What Makes it Tick

Tennessee was the last state to secede during the Civil War and contributed more men to the cause than any other state (like many border states, its men fought on both sides).  Tennessee was a key state because it was between the Union and the deep south and many battles were fought on its ground.  After the Civil War, Tennessee was the first Confederate state to be allowed back into the Union because it took steps on its own to abolish slavery. For example, Tennessee passed an amendment to its state constitution abolishing slavery within its borders.

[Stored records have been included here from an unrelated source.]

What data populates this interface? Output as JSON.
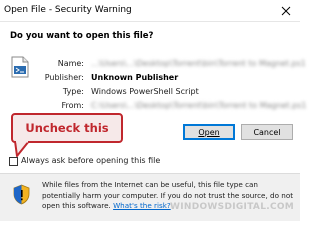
{
  "window": {
    "title": "Open File - Security Warning",
    "close_icon": "close-icon"
  },
  "dialog": {
    "question": "Do you want to open this file?",
    "file_icon": "script-file-icon",
    "fields": {
      "name_label": "Name:",
      "name_value": "...\\Users\\...\\Desktop\\Torrent\\bin\\Torrent to Magnet.ps1",
      "publisher_label": "Publisher:",
      "publisher_value": "Unknown Publisher",
      "type_label": "Type:",
      "type_value": "Windows PowerShell Script",
      "from_label": "From:",
      "from_value": "C:\\Users\\...\\Desktop\\Torrent\\bin\\Torrent to Magnet.ps1"
    },
    "buttons": {
      "open_label": "Open",
      "cancel_label": "Cancel"
    },
    "callout_text": "Uncheck this",
    "checkbox": {
      "checked": false,
      "label": "Always ask before opening this file"
    }
  },
  "footer": {
    "shield_icon": "security-shield-icon",
    "warning_text": "While files from the Internet can be useful, this file type can potentially harm your computer. If you do not trust the source, do not open this software.",
    "link_text": "What's the risk?"
  },
  "watermark": "WINDOWSDIGITAL.COM",
  "colors": {
    "accent": "#0078d7",
    "callout_red": "#c0272d",
    "callout_fill": "#f6e9e9",
    "link": "#0066cc",
    "footer_bg": "#f0f0f0"
  }
}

It also voluntarily ratified the 14th Amendment to the US Constitution, which abolished slavery in America.  As a result, Tennessee was the only Confederate State that did not have a military governor imposed on it during Reconstruction of the South.

Tennessee was hit especially hard in the Great Depression of 1930.  And, thankfully it received some help.  The Tennessee Valley Authority (TVA) was one of the innovative programs created by President Roosevelt as part of his New Deal.  The TVA is unique – it is a corporation owned by the federal government that is dedicated to improving the economic development of the Tennessee Valley.  For example, it brought electricity to the Valley by building dams along its rivers.   In fact, now the TVA provides electricity to seven different states and over nine million people!

 

If You Visited

If you visited Tennessee, you might go to the Cotton Museum.  It is located in the historic Memphis Cotton Exchange building.  Tennessee was considered to be in the Cotton Belt – that part of southern America where cotton was king.  Farmers in the region who wanted to sell their cotton crop had to bring it to an “exchange,”  where their cotton would be priced and sold.  The Memphis Cotton Exchange was one of the largest cotton exchanges in the south, primarily because it was along the Mississippi River.  Cotton brought to the Memphis Cotton Exchange could be easily transported to down the Mississippi to the Gulf of Mexico.  From there, the cotton could be shipped to New England and other other parts of America that had large textile industries (where the cotton would be made into fabric and clothing).

Or, you might watch the Duck Parade at the Peabody Hotel in Nashville!  The ducks are a grand tradition – they have been waddling down the red carpet at the Peabody since 1933.  Each day at 11:00 am, the Hotel’s ducks come down from their Royal Duck Palace on the roof and spend the day in the lobby’s fountain.  They take the elevator to the lobby and then parade down their red carpet until they can jump in the fountain.  At 5 pm, they get out of the fountain and waddle back to the elevator, to spend the night on the roof.

Or, you might visit the National Civil Rights Museum.  It is located on the site of the Lorraine Motel on Mulberry Street in Memphis, which is where Martin Luther King, Jr. was assassinated in 1968.   The Museum explores the history of the Civil Rights Movement in America.  Civil rights are rights that people have because they are American citizens – these rights are protected by our government such as the right to vote and equal treatment under the law.   After the Civil War was over, slavery was abolished in America.  But that does not mean that African Americans were treated fairly and equally under the law.  Many southern states created an elaborate system of laws and informal rules designed to segregate whites from African Americans.  During the Civil Rights Movement, African Americans protested against this discrimination and fought for equality.

 

Want to Know More? 

Do you live in Tennessee? Or, maybe you have visited Tennessee?  We want to hear from you!!  Post a comment at the end of this page.

  • What is your very favorite thing about Tennessee?
  • What is your favorite thing to eat?
  • What is your favorite thing to do?
  • What other special or unique facts do you want to share about your home state?

Do you have any photos of Tennessee to share? Email them to: info@grandtourkids.com. Or, post them to our Facebook page: http://www.facebook.com/GrandTourKids

Our tour includes just a few things that are interesting and special about Tennessee.  Visit these websites to learn more: